Both drivers got collected in incidents at Texas. Hildebrand qualified and finished a season-best second in Iowa but that result came only after the ECR crew rebuilt his car from a crash in practice. Then Carpenter had a practice crash in Pocono and despite a rapid rebuild, they missed the clock to qualify by mere minutes and were unable to do so. Carpenter’s spin on a slick Gateway track at the start of the race sent him over Will Power’s nose assembly in one of the scarier looking incidents of the year, although fortunately he was OK.

In a similar refrain as we often write, it’s not that Carpenter’s lost his ability to drive and he remains one of the series’ savviest and smartest people in the paddock. There have been a lot of extenuating circumstances of late, and it almost felt as though this team had “empty nest” components.
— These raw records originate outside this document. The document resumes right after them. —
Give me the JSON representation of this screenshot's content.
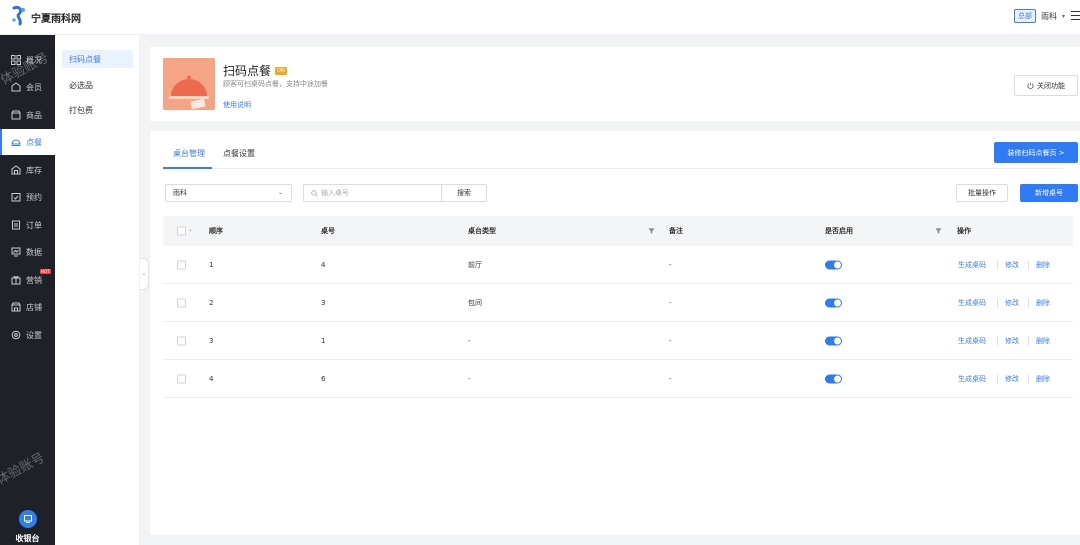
{
  "brand": {
    "name": "宁夏雨科网",
    "logo_icon": "brand-logo-icon"
  },
  "header": {
    "org_badge": "总部",
    "user": "雨科",
    "caret": "▾"
  },
  "sidenav": {
    "items": [
      {
        "label": "概况",
        "icon": "grid-icon"
      },
      {
        "label": "会员",
        "icon": "member-icon"
      },
      {
        "label": "商品",
        "icon": "goods-icon"
      },
      {
        "label": "点餐",
        "icon": "dish-icon",
        "active": true
      },
      {
        "label": "库存",
        "icon": "stock-icon"
      },
      {
        "label": "预约",
        "icon": "calendar-icon"
      },
      {
        "label": "订单",
        "icon": "order-icon"
      },
      {
        "label": "数据",
        "icon": "chart-icon"
      },
      {
        "label": "营销",
        "icon": "marketing-icon",
        "badge": "HOT"
      },
      {
        "label": "店铺",
        "icon": "shop-icon"
      },
      {
        "label": "设置",
        "icon": "settings-icon"
      }
    ],
    "cashier": "收银台",
    "watermark": "体验账号"
  },
  "subnav": {
    "items": [
      {
        "label": "扫码点餐",
        "active": true
      },
      {
        "label": "必选品"
      },
      {
        "label": "打包费"
      }
    ]
  },
  "feature": {
    "title": "扫码点餐",
    "badge": "ON",
    "description": "顾客可扫桌码点餐，支持中途加餐",
    "help_link": "使用说明",
    "close_button": "关闭功能"
  },
  "panel": {
    "tabs": [
      {
        "label": "桌台管理",
        "active": true
      },
      {
        "label": "点餐设置"
      }
    ],
    "decorate_button": "装修扫码点餐页 >",
    "store_select": "雨科",
    "search_placeholder": "输入桌号",
    "search_button": "搜索",
    "batch_button": "批量操作",
    "add_button": "新增桌号"
  },
  "table": {
    "columns": {
      "order": "顺序",
      "table_no": "桌号",
      "type": "桌台类型",
      "remark": "备注",
      "enabled": "是否启用",
      "actions": "操作"
    },
    "rows": [
      {
        "order": "1",
        "table_no": "4",
        "type": "前厅",
        "remark": "-",
        "enabled": true
      },
      {
        "order": "2",
        "table_no": "3",
        "type": "包间",
        "remark": "-",
        "enabled": true
      },
      {
        "order": "3",
        "table_no": "1",
        "type": "-",
        "remark": "-",
        "enabled": true
      },
      {
        "order": "4",
        "table_no": "6",
        "type": "-",
        "remark": "-",
        "enabled": true
      }
    ],
    "actions": {
      "generate": "生成桌码",
      "edit": "修改",
      "delete": "删除"
    }
  }
}
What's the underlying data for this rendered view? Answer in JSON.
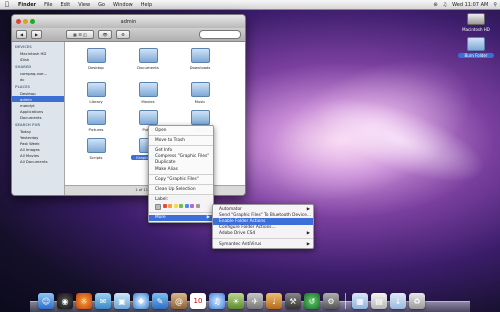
{
  "menubar": {
    "app": "Finder",
    "items": [
      "File",
      "Edit",
      "View",
      "Go",
      "Window",
      "Help"
    ],
    "clock": "Wed 11:07 AM"
  },
  "desktop": {
    "icons": [
      {
        "label": "Macintosh HD",
        "kind": "hd"
      },
      {
        "label": "Burn Folder",
        "kind": "folder"
      }
    ]
  },
  "finder": {
    "title": "admin",
    "sidebar": [
      {
        "heading": "DEVICES",
        "items": [
          "Macintosh HD",
          "iDisk"
        ]
      },
      {
        "heading": "SHARED",
        "items": [
          "compaq-nxe...",
          "dc"
        ]
      },
      {
        "heading": "PLACES",
        "items": [
          "Desktop",
          "admin",
          "mandyt",
          "Applications",
          "Documents"
        ]
      },
      {
        "heading": "SEARCH FOR",
        "items": [
          "Today",
          "Yesterday",
          "Past Week",
          "All Images",
          "All Movies",
          "All Documents"
        ]
      }
    ],
    "selected_sidebar": "admin",
    "folders": [
      "Desktop",
      "Documents",
      "Downloads",
      "Library",
      "Movies",
      "Music",
      "Pictures",
      "Public",
      "Sites",
      "Scripts",
      "Graphic Files"
    ],
    "selected_folder": "Graphic Files",
    "status": "1 of 11 selected, 20..."
  },
  "context_menu": {
    "items": [
      "Open",
      "Move to Trash",
      "Get Info",
      "Compress \"Graphic Files\"",
      "Duplicate",
      "Make Alias",
      "Copy \"Graphic Files\"",
      "Clean Up Selection",
      "Label:",
      "More"
    ],
    "highlighted": "More",
    "label_colors": [
      "#e34b3c",
      "#f2a03a",
      "#f3de40",
      "#6cc04a",
      "#4c8ee8",
      "#b26ad0",
      "#9a9a9a"
    ]
  },
  "submenu": {
    "items": [
      "Automator",
      "Send \"Graphic Files\" To Bluetooth Device...",
      "Enable Folder Actions",
      "Configure Folder Actions...",
      "Adobe Drive CS4",
      "Symantec AntiVirus"
    ],
    "highlighted": "Enable Folder Actions"
  },
  "dock": {
    "icons": [
      "finder-icon",
      "dashboard-icon",
      "firefox-icon",
      "ical-icon",
      "preview-icon",
      "safari-icon",
      "ichat-icon",
      "address-book-icon",
      "calendar-icon",
      "itunes-icon",
      "iphoto-icon",
      "iweb-icon",
      "garageband-icon",
      "instruments-icon",
      "time-machine-icon",
      "system-preferences-icon",
      "folder-icon",
      "documents-icon",
      "downloads-icon",
      "trash-icon"
    ],
    "calendar_day": "10"
  }
}
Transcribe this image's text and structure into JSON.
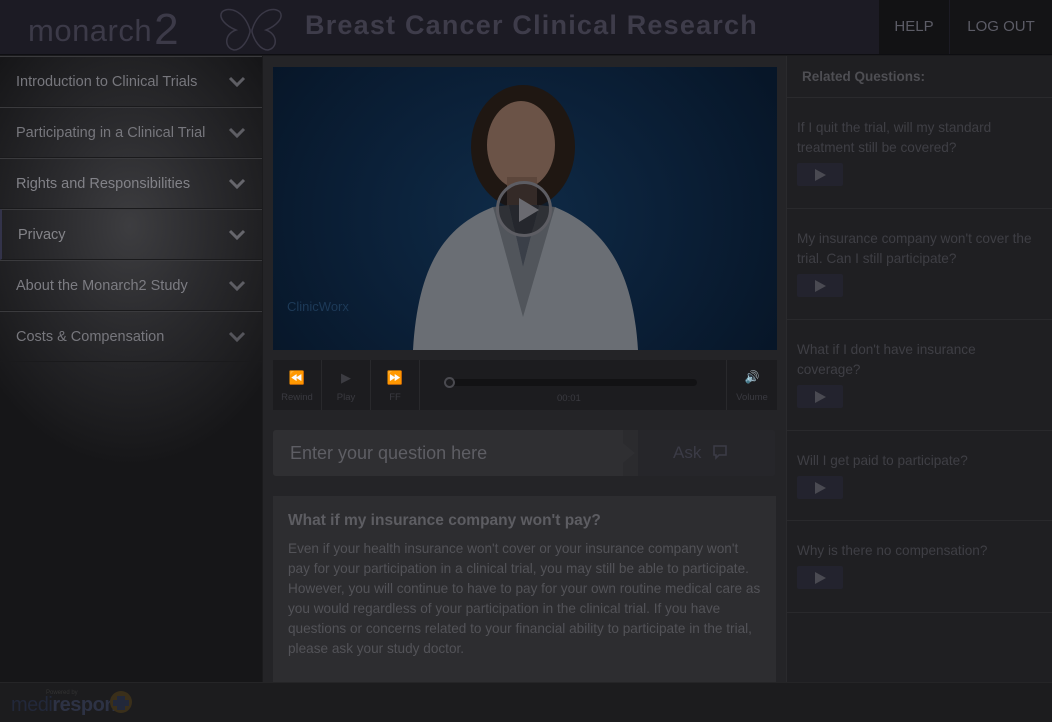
{
  "header": {
    "logo_text": "monarch",
    "logo_num": "2",
    "title": "Breast Cancer Clinical Research",
    "help": "HELP",
    "logout": "LOG OUT"
  },
  "sidebar": {
    "items": [
      {
        "label": "Introduction to Clinical Trials"
      },
      {
        "label": "Participating in a Clinical Trial"
      },
      {
        "label": "Rights and Responsibilities"
      },
      {
        "label": "Privacy"
      },
      {
        "label": "About the Monarch2 Study"
      },
      {
        "label": "Costs & Compensation"
      }
    ]
  },
  "video": {
    "watermark": "ClinicWorx",
    "controls": {
      "rewind": "Rewind",
      "play": "Play",
      "ff": "FF",
      "time": "00:01",
      "volume": "Volume"
    },
    "progress": 0.0
  },
  "ask": {
    "placeholder": "Enter your question here",
    "button": "Ask"
  },
  "answer": {
    "question": "What if my insurance company won't pay?",
    "text": "Even if your health insurance won't cover or your insurance company won't pay for your participation in a clinical trial, you may still be able to participate. However, you will continue to have to pay for your own routine medical care as you would regardless of your participation in the clinical trial. If you have questions or concerns related to your financial ability to participate in the trial, please ask your study doctor."
  },
  "related": {
    "heading": "Related Questions:",
    "items": [
      {
        "text": "If I quit the trial, will my standard treatment still be covered?"
      },
      {
        "text": "My insurance company won't cover the trial. Can I still participate?"
      },
      {
        "text": "What if I don't have insurance coverage?"
      },
      {
        "text": "Will I get paid to participate?"
      },
      {
        "text": "Why is there no compensation?"
      }
    ]
  },
  "footer": {
    "powered_by": "Powered by",
    "brand_medi": "medi",
    "brand_respond": "respond"
  }
}
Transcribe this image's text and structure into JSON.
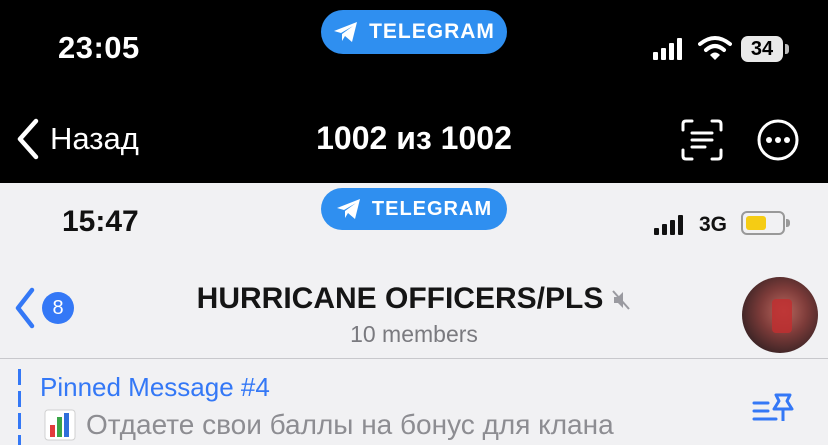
{
  "outer_status": {
    "time": "23:05",
    "pill_label": "TELEGRAM",
    "battery": "34"
  },
  "outer_nav": {
    "back_label": "Назад",
    "counter": "1002 из 1002"
  },
  "inner_status": {
    "time": "15:47",
    "pill_label": "TELEGRAM",
    "network": "3G"
  },
  "chat": {
    "back_badge": "8",
    "title": "HURRICANE OFFICERS/PLS",
    "members": "10 members",
    "pinned_title": "Pinned Message #4",
    "pinned_text": "Отдаете свои баллы на бонус для клана"
  },
  "colors": {
    "accent": "#3478f6",
    "pill": "#2f8ff0",
    "battery_low": "#f5cc14"
  },
  "icons": [
    "telegram-plane-icon",
    "signal-icon",
    "wifi-icon",
    "battery-icon",
    "chevron-left-icon",
    "scan-text-icon",
    "more-icon",
    "mute-icon",
    "bar-chart-emoji-icon",
    "pin-list-icon"
  ]
}
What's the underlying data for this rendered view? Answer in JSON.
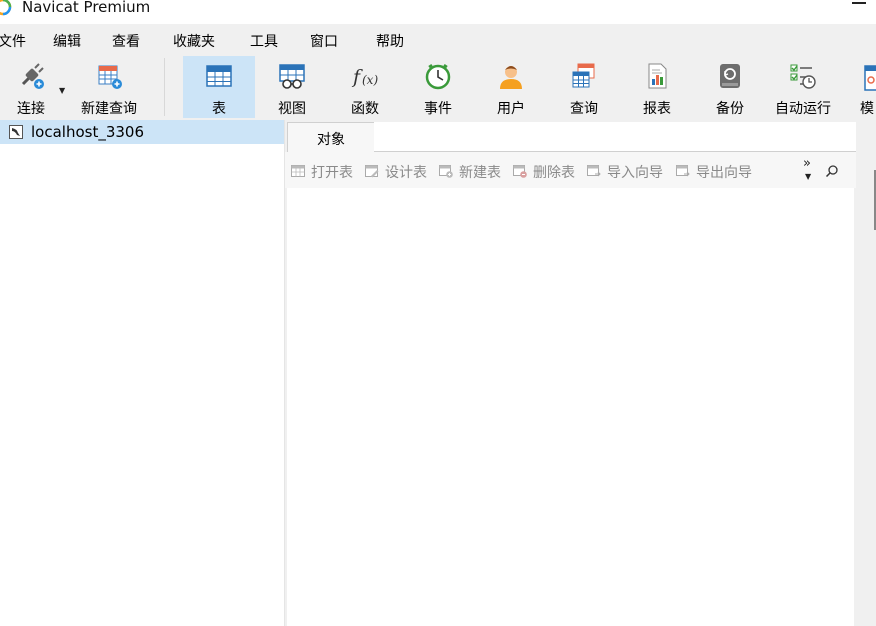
{
  "window": {
    "title": "Navicat Premium"
  },
  "menu": {
    "items": [
      "文件",
      "编辑",
      "查看",
      "收藏夹",
      "工具",
      "窗口",
      "帮助"
    ]
  },
  "toolbar": {
    "buttons": [
      {
        "label": "连接",
        "icon": "plug-icon"
      },
      {
        "label": "新建查询",
        "icon": "new-query-icon"
      },
      {
        "label": "表",
        "icon": "table-icon",
        "active": true
      },
      {
        "label": "视图",
        "icon": "view-icon"
      },
      {
        "label": "函数",
        "icon": "function-icon"
      },
      {
        "label": "事件",
        "icon": "clock-icon"
      },
      {
        "label": "用户",
        "icon": "user-icon"
      },
      {
        "label": "查询",
        "icon": "query-icon"
      },
      {
        "label": "报表",
        "icon": "report-icon"
      },
      {
        "label": "备份",
        "icon": "backup-icon"
      },
      {
        "label": "自动运行",
        "icon": "schedule-icon"
      },
      {
        "label": "模",
        "icon": "model-icon"
      }
    ]
  },
  "nav": {
    "connections": [
      {
        "label": "localhost_3306",
        "icon": "mysql-connection-icon",
        "selected": true
      }
    ]
  },
  "content": {
    "tab_label": "对象",
    "object_toolbar": [
      "打开表",
      "设计表",
      "新建表",
      "删除表",
      "导入向导",
      "导出向导"
    ],
    "more_label": "»"
  },
  "colors": {
    "accent": "#cce4f7",
    "toolbar_bg": "#f0f0f0",
    "disabled_text": "#8a8a8a"
  }
}
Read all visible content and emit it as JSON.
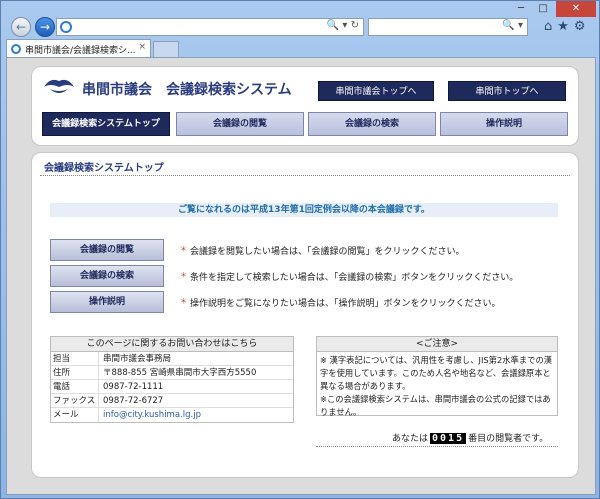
{
  "browser": {
    "tab_title": "串間市議会/会議録検索シ...",
    "tab_close": "×",
    "window_controls": {
      "min": "─",
      "max": "□",
      "close": "✕"
    },
    "address_tools": "🔍 ▾ ↻",
    "search_tools": "🔍 ▾",
    "right_icons": "⌂★⚙"
  },
  "header": {
    "site_title": "串間市議会　会議録検索システム",
    "top_links": [
      {
        "label": "串間市議会トップへ"
      },
      {
        "label": "串間市トップへ"
      }
    ],
    "menu": [
      {
        "label": "会議録検索システムトップ"
      },
      {
        "label": "会議録の閲覧"
      },
      {
        "label": "会議録の検索"
      },
      {
        "label": "操作説明"
      }
    ]
  },
  "main": {
    "title": "会議録検索システムトップ",
    "notice": "ご覧になれるのは平成13年第1回定例会以降の本会議録です。",
    "guides": [
      {
        "button": "会議録の閲覧",
        "desc": "会議録を閲覧したい場合は、「会議録の閲覧」をクリックください。"
      },
      {
        "button": "会議録の検索",
        "desc": "条件を指定して検索したい場合は、「会議録の検索」ボタンをクリックください。"
      },
      {
        "button": "操作説明",
        "desc": "操作説明をご覧になりたい場合は、「操作説明」ボタンをクリックください。"
      }
    ]
  },
  "contact": {
    "heading": "このページに関するお問い合わせはこちら",
    "rows": [
      {
        "key": "担当",
        "value": "串間市議会事務局"
      },
      {
        "key": "住所",
        "value": "〒888-855 宮崎県串間市大字西方5550"
      },
      {
        "key": "電話",
        "value": "0987-72-1111"
      },
      {
        "key": "ファックス",
        "value": "0987-72-6727"
      },
      {
        "key": "メール",
        "value": "info@city.kushima.lg.jp"
      }
    ]
  },
  "caution": {
    "heading": "<ご注意>",
    "lines": [
      "※ 漢字表記については、汎用性を考慮し、JIS第2水準までの漢字を使用しています。このため人名や地名など、会議録原本と異なる場合があります。",
      "※この会議録検索システムは、串間市議会の公式の記録ではありません。"
    ]
  },
  "counter": {
    "prefix": "あなたは",
    "digits": "0015",
    "suffix": "番目の閲覧者です。"
  },
  "colors": {
    "navy": "#1f2a5c",
    "accent_blue": "#1e6fa8",
    "title_blue": "#2b3d7e"
  }
}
Since September, Carpenter has had to secure his team’s future with a move away from its Speedway, Ind. shop, line up Spencer Pigot for a full-time drive replacing Hildebrand in the No. 21 car, find a new road/street course driver in the No. 20 car, and manage both driving and owning himself.